* _Task details_
In the data below, which lines hold the word "Editar"? Copy them.

* _Data excerpts_

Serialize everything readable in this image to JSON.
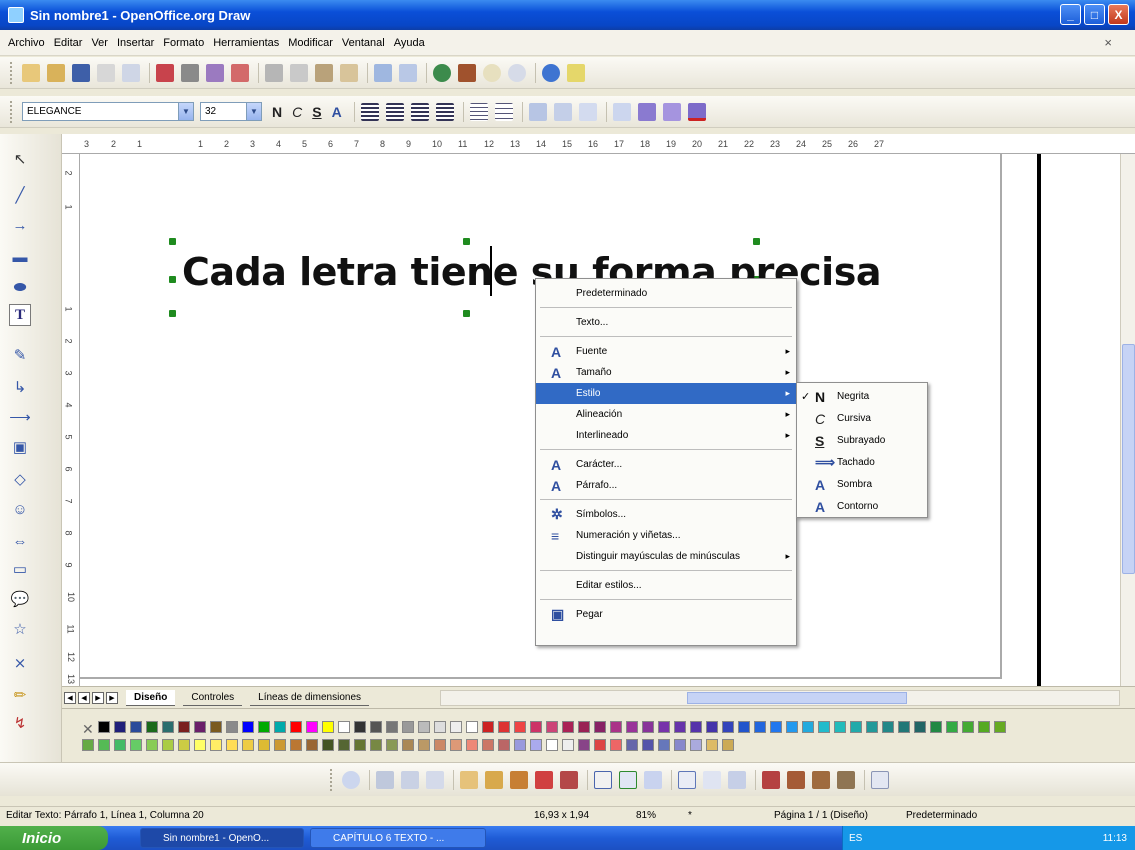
{
  "window": {
    "title": "Sin nombre1 - OpenOffice.org Draw",
    "btn_min": "_",
    "btn_max": "□",
    "btn_close": "X"
  },
  "menu": {
    "items": [
      "Archivo",
      "Editar",
      "Ver",
      "Insertar",
      "Formato",
      "Herramientas",
      "Modificar",
      "Ventanal",
      "Ayuda"
    ],
    "close": "×"
  },
  "format": {
    "font_name": "ELEGANCE",
    "font_size": "32",
    "bold": "N",
    "italic": "C",
    "underline": "S",
    "shadow": "A"
  },
  "ruler": {
    "h_ticks": [
      "3",
      "2",
      "1",
      "1",
      "2",
      "3",
      "4",
      "5",
      "6",
      "7",
      "8",
      "9",
      "10",
      "11",
      "12",
      "13",
      "14",
      "15",
      "16",
      "17",
      "18",
      "19",
      "20",
      "21",
      "22",
      "23",
      "24",
      "25",
      "26",
      "27"
    ],
    "v_ticks": [
      "2",
      "1",
      "1",
      "2",
      "3",
      "4",
      "5",
      "6",
      "7",
      "8",
      "9",
      "10",
      "11",
      "12",
      "13"
    ]
  },
  "document": {
    "text": "Cada letra tiene su forma precisa"
  },
  "tabs": [
    "Diseño",
    "Controles",
    "Líneas de dimensiones"
  ],
  "nav_glyphs": [
    "◀",
    "◀",
    "▶",
    "▶"
  ],
  "context_menu": {
    "items": [
      {
        "label": "Predeterminado",
        "icon": "",
        "submenu": false
      },
      {
        "sep": true
      },
      {
        "label": "Texto...",
        "icon": "",
        "submenu": false
      },
      {
        "sep": true
      },
      {
        "label": "Fuente",
        "icon": "A",
        "submenu": true
      },
      {
        "label": "Tamaño",
        "icon": "A",
        "submenu": true
      },
      {
        "label": "Estilo",
        "icon": "",
        "submenu": true,
        "highlight": true
      },
      {
        "label": "Alineación",
        "icon": "",
        "submenu": true
      },
      {
        "label": "Interlineado",
        "icon": "",
        "submenu": true
      },
      {
        "sep": true
      },
      {
        "label": "Carácter...",
        "icon": "A",
        "submenu": false
      },
      {
        "label": "Párrafo...",
        "icon": "A",
        "submenu": false
      },
      {
        "sep": true
      },
      {
        "label": "Símbolos...",
        "icon": "✲",
        "submenu": false
      },
      {
        "label": "Numeración y viñetas...",
        "icon": "≡",
        "submenu": false
      },
      {
        "label": "Distinguir mayúsculas de minúsculas",
        "icon": "",
        "submenu": true
      },
      {
        "sep": true
      },
      {
        "label": "Editar estilos...",
        "icon": "",
        "submenu": false
      },
      {
        "sep": true
      },
      {
        "label": "Pegar",
        "icon": "▣",
        "submenu": false
      }
    ]
  },
  "style_submenu": {
    "items": [
      {
        "label": "Negrita",
        "icon": "N",
        "checked": true
      },
      {
        "label": "Cursiva",
        "icon": "C",
        "checked": false
      },
      {
        "label": "Subrayado",
        "icon": "S",
        "checked": false
      },
      {
        "label": "Tachado",
        "icon": "⟹",
        "checked": false
      },
      {
        "label": "Sombra",
        "icon": "A",
        "checked": false
      },
      {
        "label": "Contorno",
        "icon": "A",
        "checked": false
      }
    ],
    "check": "✓"
  },
  "status": {
    "edit": "Editar Texto: Párrafo 1, Línea 1, Columna 20",
    "size": "16,93 x 1,94",
    "zoom": "81%",
    "star": "*",
    "page": "Página 1 / 1 (Diseño)",
    "style": "Predeterminado"
  },
  "taskbar": {
    "start": "Inicio",
    "task1": "Sin nombre1 - OpenO...",
    "task2": "CAPÍTULO 6 TEXTO - ...",
    "lang": "ES",
    "clock": "11:13"
  },
  "colors": {
    "titlebar": "#0a4fd8",
    "menu_highlight": "#316ac5",
    "selection_handle": "#1f8b1f",
    "taskbar": "#1f5cd6",
    "start": "#3b9a36"
  },
  "palette_row1": [
    "#000000",
    "#1f1f7a",
    "#2a4a9a",
    "#1b6a1b",
    "#2b6e6e",
    "#7a1f1f",
    "#6a1f6a",
    "#7a5a1f",
    "#8a8a8a",
    "#0000ff",
    "#00aa00",
    "#00aaaa",
    "#ff0000",
    "#ff00ff",
    "#ffff00",
    "#ffffff",
    "#333333",
    "#555555",
    "#777777",
    "#999999",
    "#bbbbbb",
    "#dddddd",
    "#eeeeee",
    "#ffffff",
    "#cc2222",
    "#dd3333",
    "#ee4444",
    "#cc3366",
    "#cc4477",
    "#aa2255",
    "#992255",
    "#882266",
    "#aa3388",
    "#993399",
    "#883399",
    "#7733aa",
    "#6633aa",
    "#5533aa",
    "#4433aa",
    "#3344bb",
    "#2255cc",
    "#2266dd",
    "#2277ee",
    "#2299ee",
    "#22aadd",
    "#22bbcc",
    "#22bbbb",
    "#22aaaa",
    "#229999",
    "#228888",
    "#227777",
    "#226666",
    "#228844",
    "#33aa44",
    "#44aa33",
    "#55aa22",
    "#66aa22"
  ],
  "palette_row2": [
    "#66aa44",
    "#55bb55",
    "#44bb66",
    "#66cc66",
    "#88cc55",
    "#aacc44",
    "#cccc44",
    "#ffff66",
    "#ffee66",
    "#ffdd55",
    "#eecc44",
    "#ddbb33",
    "#cc9933",
    "#bb7733",
    "#996633",
    "#445522",
    "#556633",
    "#667733",
    "#778844",
    "#889955",
    "#aa8855",
    "#bb9966",
    "#cc8866",
    "#dd9977",
    "#ee8877",
    "#cc7766",
    "#bb6666",
    "#9999dd",
    "#aaaaee",
    "#ffffff",
    "#eeeeee",
    "#884488",
    "#dd4444",
    "#ee6666",
    "#6666aa",
    "#5555aa",
    "#6677bb",
    "#8888cc",
    "#aaaadd",
    "#ddbb66",
    "#ccaa55"
  ]
}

* _Exercise solution_
      "Editar",
        "label": "Editar estilos...",
    "edit": "Editar Texto: Párrafo 1, Línea 1, Columna 20",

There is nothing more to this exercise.